Monthly Archives: July 2015

ALLIANCE Megagame Logo

ALLIANCE megagame almost ready to publish!

The world needs new leadership. Are you read to be prime minister, a military commander, a calculating economist, or a mad scientist? Each nation-team will have to negotiate, compete, collude, go to war, and collaborate to resolve countless international conflicts.

Megagames are one part board game, two parts role playing, and three parts epic experience. Play with as few as 5 players or as many as 60 players, this megagame is perfect for classrooms, parties, and megagame events.

Over the course of the last 2 years I’ve been developing a board game to teach students world-wide problem solving through play and collaboration. We often ask students to quietly  work independently while placing them next to each other, but how often do we utilize our state sponsored opportunity to have them collaborate to solve epic problems together? By allowing them to role-play as world leaders, perhaps they will take the first steps to becoming world leaders.

The game is nearly finished. I only need to produce a few more graphics and upload them to my Game publisher account. As soon as it is done I’ll publish it and make it available to teachers everywhere. Sign up for my newsletter to find out when it becomes available.

First professional print!

Game Preview

ALLIANCE is a political science simulation created by my high school game design students and I to help young people understand the dynamics of working towards world peace. In the game as many as 60 players role play as world leaders of 20 different nation teams to try and solve multiple geo-political crises, trade, and develop their nations. They learn first hand the importance of diplomacy, the necessity for self-defense, international interdependency, and cooperation.

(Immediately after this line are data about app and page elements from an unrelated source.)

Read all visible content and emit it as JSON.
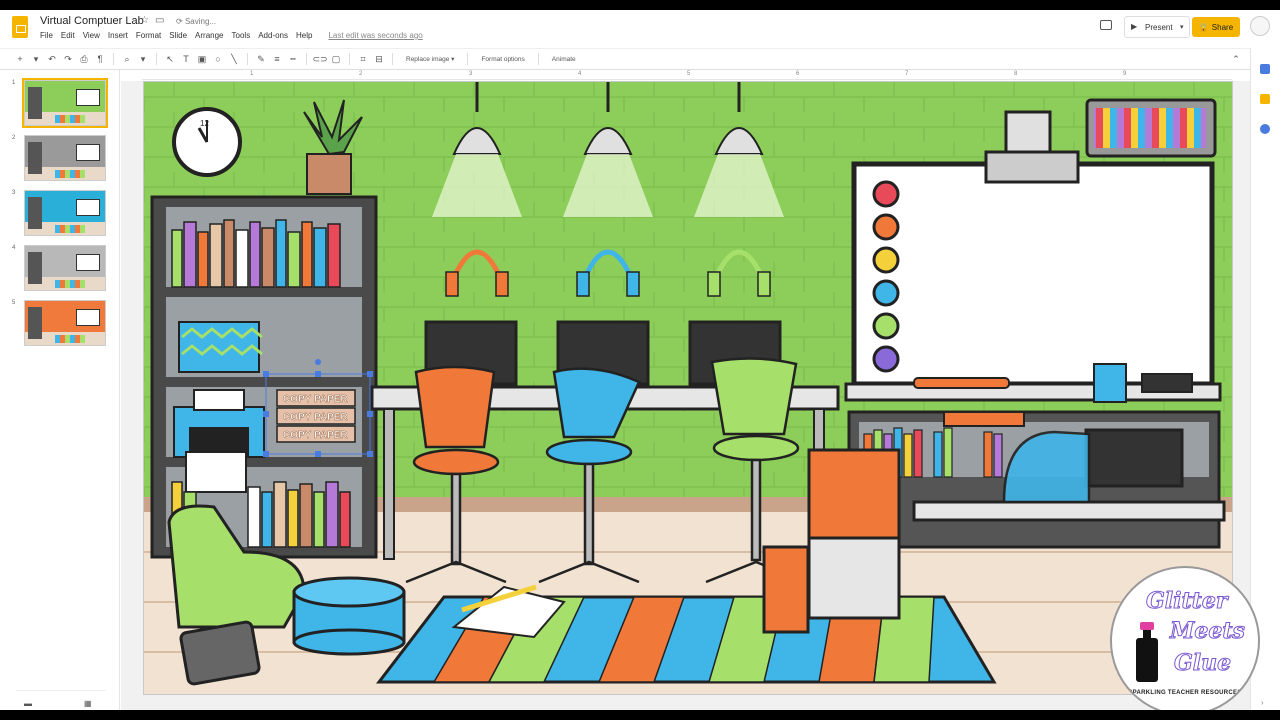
{
  "app": {
    "doc_title": "Virtual Comptuer Lab",
    "saving_text": "Saving...",
    "menu": [
      "File",
      "Edit",
      "View",
      "Insert",
      "Format",
      "Slide",
      "Arrange",
      "Tools",
      "Add-ons",
      "Help"
    ],
    "last_edit": "Last edit was seconds ago",
    "present_label": "Present",
    "share_label": "Share"
  },
  "toolbar": {
    "replace_image": "Replace image ▾",
    "format_options": "Format options",
    "animate": "Animate"
  },
  "ruler": [
    "1",
    "2",
    "3",
    "4",
    "5",
    "6",
    "7",
    "8",
    "9"
  ],
  "filmstrip": {
    "slides": [
      {
        "num": "1",
        "wall": "#8dce5a",
        "active": true
      },
      {
        "num": "2",
        "wall": "#9a9a9a",
        "active": false
      },
      {
        "num": "3",
        "wall": "#2ab0d8",
        "active": false
      },
      {
        "num": "4",
        "wall": "#b8b8b8",
        "active": false
      },
      {
        "num": "5",
        "wall": "#f07a3c",
        "active": false
      }
    ]
  },
  "slide": {
    "paper_labels": [
      "COPY PAPER",
      "COPY PAPER",
      "COPY PAPER"
    ],
    "clock_text": "12"
  },
  "logo": {
    "line1": "Glitter",
    "line2": "Meets",
    "line3": "Glue",
    "sub": "SPARKLING TEACHER RESOURCES"
  },
  "colors": {
    "wall": "#8dce5a",
    "orange": "#f0793a",
    "blue": "#3fb5e8",
    "green": "#a6e06a",
    "accent": "#f4b400"
  }
}
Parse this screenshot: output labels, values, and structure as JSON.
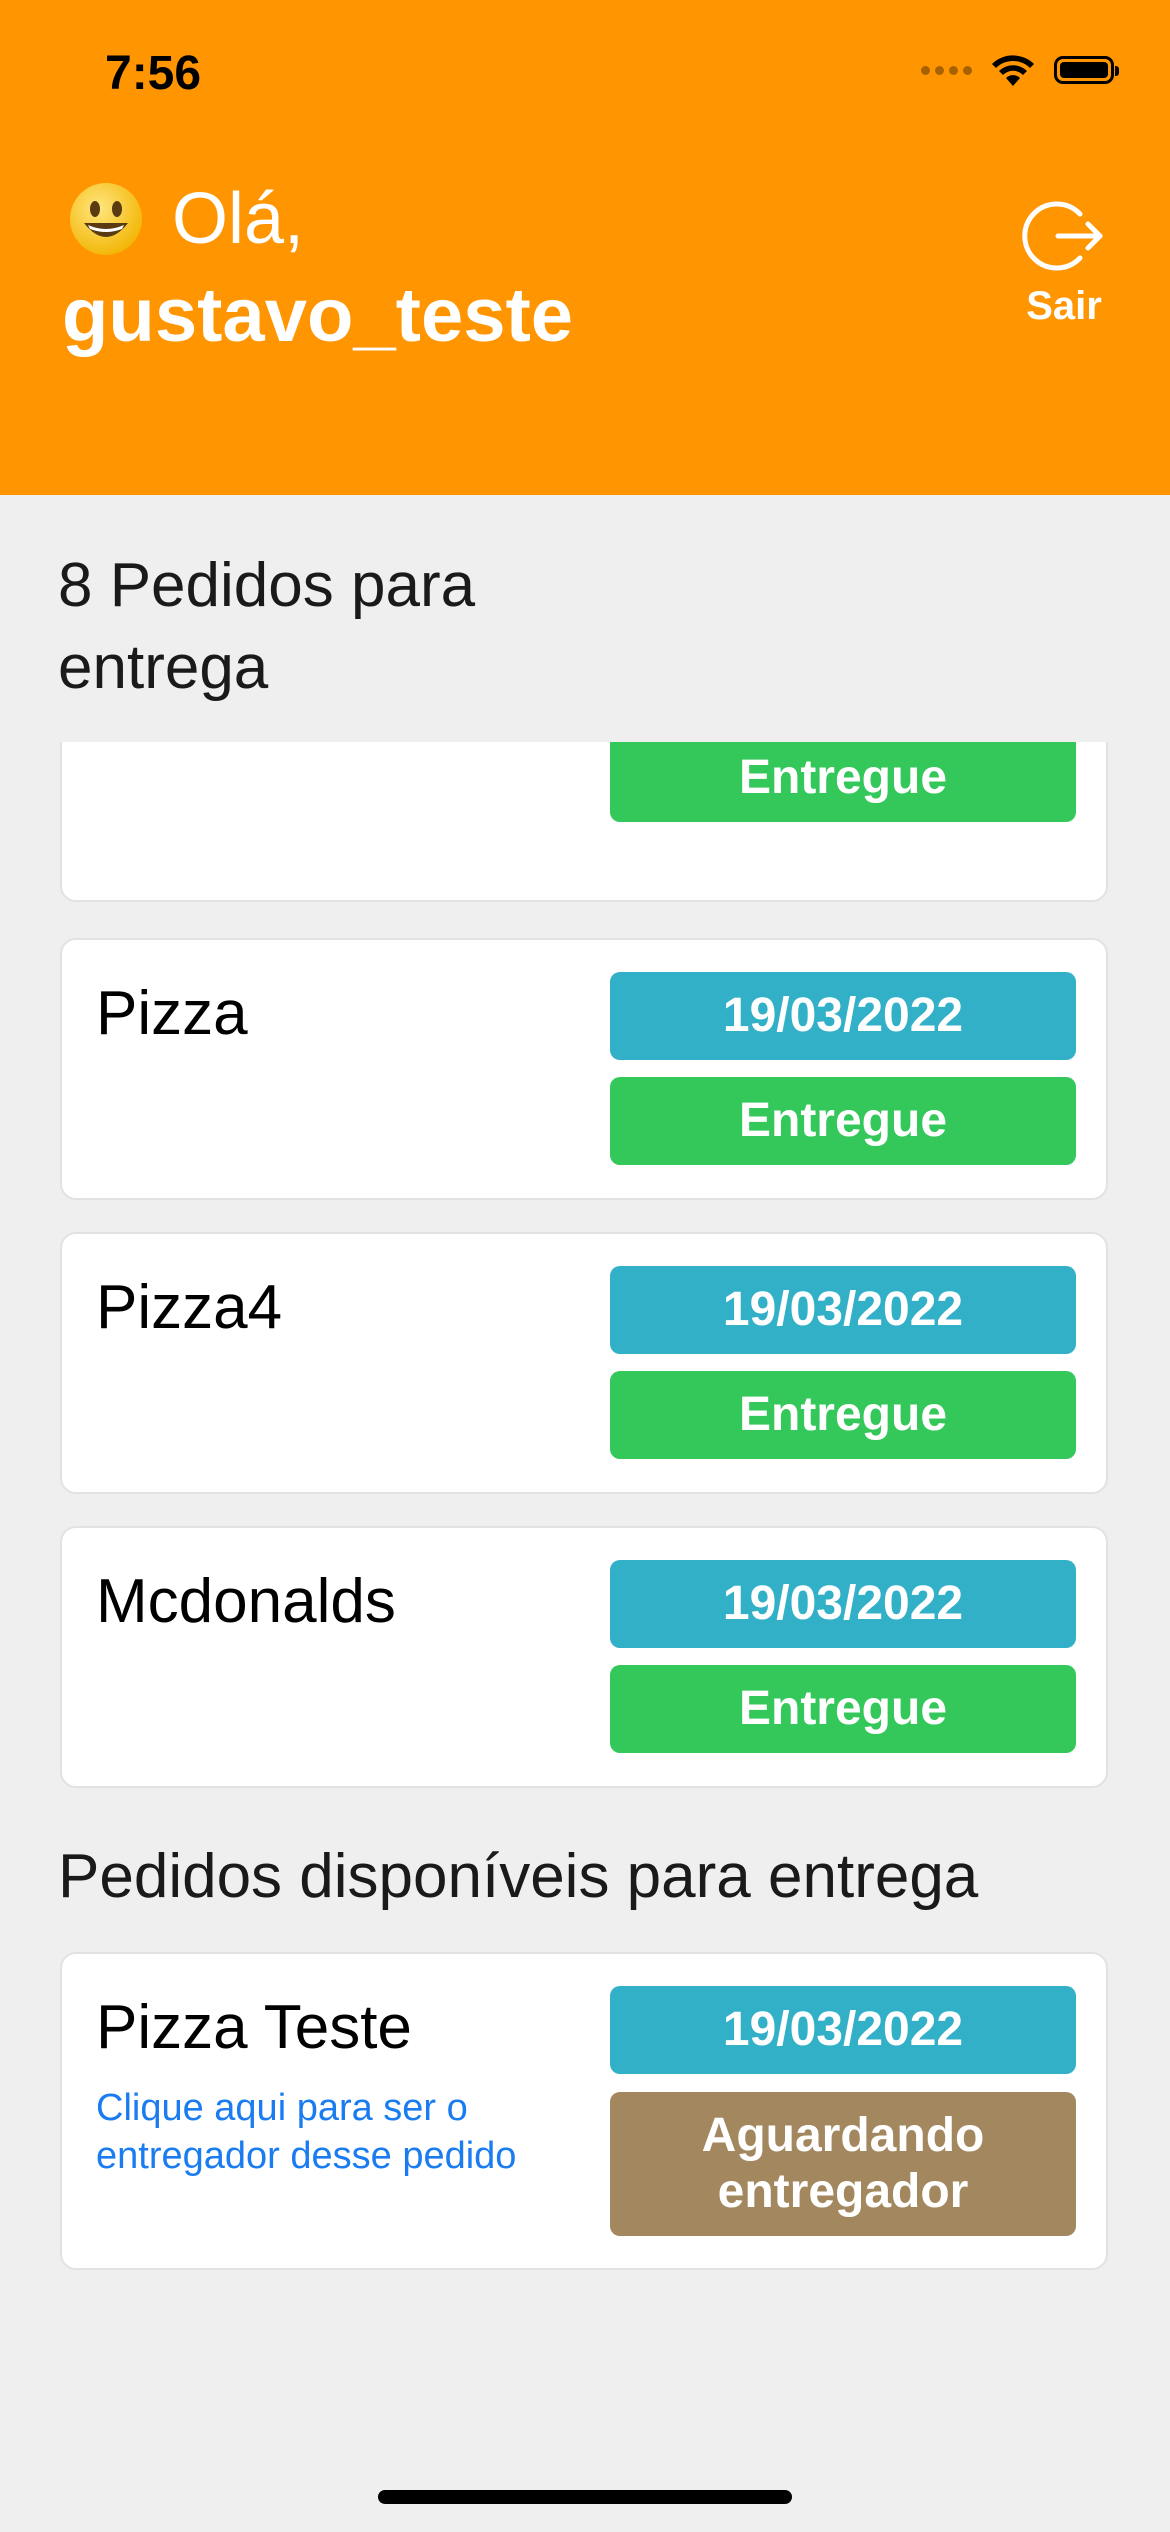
{
  "status_bar": {
    "time": "7:56"
  },
  "header": {
    "greeting": "Olá,",
    "username": "gustavo_teste",
    "logout_label": "Sair",
    "background_color": "#ff9500"
  },
  "my_orders": {
    "title": "8 Pedidos para entrega",
    "items": [
      {
        "name": "",
        "date": "",
        "status": "Entregue"
      },
      {
        "name": "Pizza",
        "date": "19/03/2022",
        "status": "Entregue"
      },
      {
        "name": "Pizza4",
        "date": "19/03/2022",
        "status": "Entregue"
      },
      {
        "name": "Mcdonalds",
        "date": "19/03/2022",
        "status": "Entregue"
      }
    ]
  },
  "available_orders": {
    "title": "Pedidos disponíveis para entrega",
    "items": [
      {
        "name": "Pizza Teste",
        "date": "19/03/2022",
        "status": "Aguardando entregador",
        "action_link": "Clique aqui para ser o entregador desse pedido"
      }
    ]
  },
  "colors": {
    "date_badge": "#31b0c8",
    "delivered_badge": "#34c759",
    "waiting_badge": "#a3875e",
    "link": "#1a7cf0"
  }
}
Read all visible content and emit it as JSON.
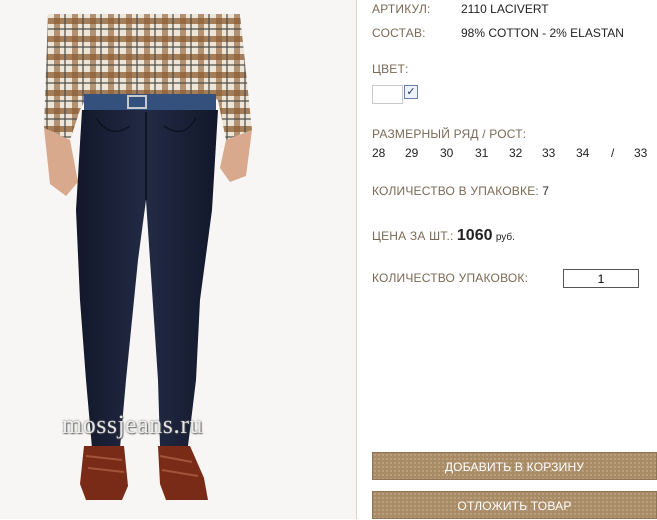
{
  "photo": {
    "watermark": "mossjeans.ru"
  },
  "product": {
    "article_label": "АРТИКУЛ:",
    "article_value": "2110 LACIVERT",
    "composition_label": "СОСТАВ:",
    "composition_value": "98% COTTON - 2% ELASTAN",
    "color_label": "ЦВЕТ:",
    "color_checked": true,
    "sizes_label": "РАЗМЕРНЫЙ РЯД / РОСТ:",
    "sizes": [
      "28",
      "29",
      "30",
      "31",
      "32",
      "33",
      "34",
      "/",
      "33"
    ],
    "pack_qty_label": "КОЛИЧЕСТВО В УПАКОВКЕ:",
    "pack_qty_value": "7",
    "price_label": "ЦЕНА ЗА ШТ.:",
    "price_value": "1060",
    "price_currency": "руб.",
    "packs_label": "КОЛИЧЕСТВО УПАКОВОК:",
    "packs_value": "1"
  },
  "actions": {
    "add_to_cart": "ДОБАВИТЬ В КОРЗИНУ",
    "postpone": "ОТЛОЖИТЬ ТОВАР"
  },
  "colors": {
    "label": "#7a6a55",
    "button": "#a98c66",
    "jeans": "#1b2136",
    "shirt_plaid": "#8a5a2e"
  }
}
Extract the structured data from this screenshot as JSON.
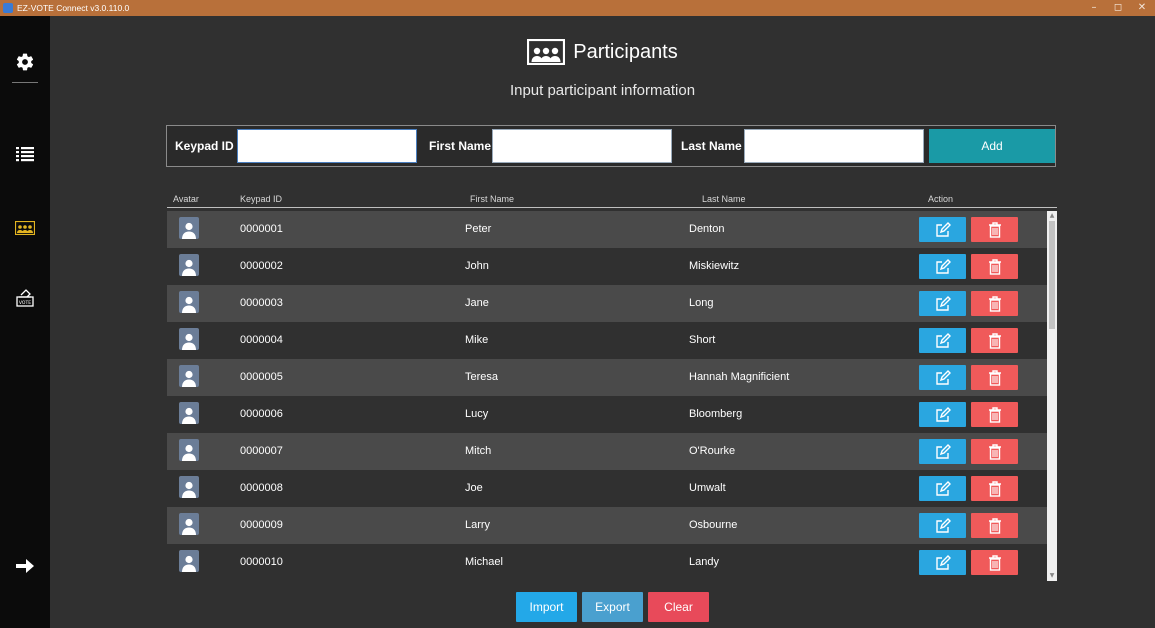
{
  "window": {
    "title": "EZ-VOTE Connect v3.0.110.0",
    "minimize_glyph": "–",
    "maximize_glyph": "◻",
    "close_glyph": "✕"
  },
  "sidebar": {
    "items": [
      {
        "icon": "gear-icon"
      },
      {
        "icon": "list-icon"
      },
      {
        "icon": "participants-icon"
      },
      {
        "icon": "vote-icon",
        "label": "VOTE"
      },
      {
        "icon": "arrow-right-icon"
      }
    ],
    "active_color": "#e3b421"
  },
  "header": {
    "title": "Participants",
    "subtitle": "Input participant information"
  },
  "form": {
    "keypad_label": "Keypad ID",
    "keypad_value": "",
    "first_name_label": "First Name",
    "first_name_value": "",
    "last_name_label": "Last Name",
    "last_name_value": "",
    "add_label": "Add"
  },
  "table": {
    "columns": [
      "Avatar",
      "Keypad ID",
      "First Name",
      "Last Name",
      "Action"
    ],
    "rows": [
      {
        "keypad": "0000001",
        "first": "Peter",
        "last": "Denton"
      },
      {
        "keypad": "0000002",
        "first": "John",
        "last": "Miskiewitz"
      },
      {
        "keypad": "0000003",
        "first": "Jane",
        "last": "Long"
      },
      {
        "keypad": "0000004",
        "first": "Mike",
        "last": "Short"
      },
      {
        "keypad": "0000005",
        "first": "Teresa",
        "last": "Hannah Magnificient"
      },
      {
        "keypad": "0000006",
        "first": "Lucy",
        "last": "Bloomberg"
      },
      {
        "keypad": "0000007",
        "first": "Mitch",
        "last": "O'Rourke"
      },
      {
        "keypad": "0000008",
        "first": "Joe",
        "last": "Umwalt"
      },
      {
        "keypad": "0000009",
        "first": "Larry",
        "last": "Osbourne"
      },
      {
        "keypad": "0000010",
        "first": "Michael",
        "last": "Landy"
      }
    ]
  },
  "actions": {
    "import_label": "Import",
    "export_label": "Export",
    "clear_label": "Clear"
  },
  "colors": {
    "titlebar": "#b8703a",
    "add": "#1a9aa6",
    "edit": "#2aa6e0",
    "delete": "#f05a5a",
    "import": "#23a8e8",
    "export": "#4aa0cf",
    "clear": "#e84a5a"
  }
}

The game can be played as a board game by as few as 5 players, or expanded into a megagame by 60 players. The game borrows key elements from Buckminster Fuller’s World Game, John Hunter’s World Peace Game, Settlers of Catan’s trading mechanics, and Archipelago’s economic mechanics. We also developed our own war mechanics. The students have freedom to maneuver economically, militarily, or technologically together or against other teams. There is also a lot of room for open creative ideas in the course of the game so that the students are not limited to conventional problem solving strategies.

This video shows what the game actually looks like in practice.

For a better explanation of how the game works you can watch this video below.

Here is a small sample of graphics created for the game. There are rule books for each of the three different roles, prime minister, secretary of defense, and lead scientist, but the rule books are more like a menu of actions that they can take and how to initiate them. A lot of the actual rules and mechanics are explained in these game components, cards, and player aids, so that they only need to worry about the rules that they currently need. We also have control players that operate like umpires to explain the rules as they play, so the students do not need to have all the rules memorized in order to play.

Jacob Basquez role-playing as the Prime Minister of the Wild Nation. In this version of the game his role was to recruit the rest of the nations to a secret faction rebelling against another secret faction. He did a terrific job.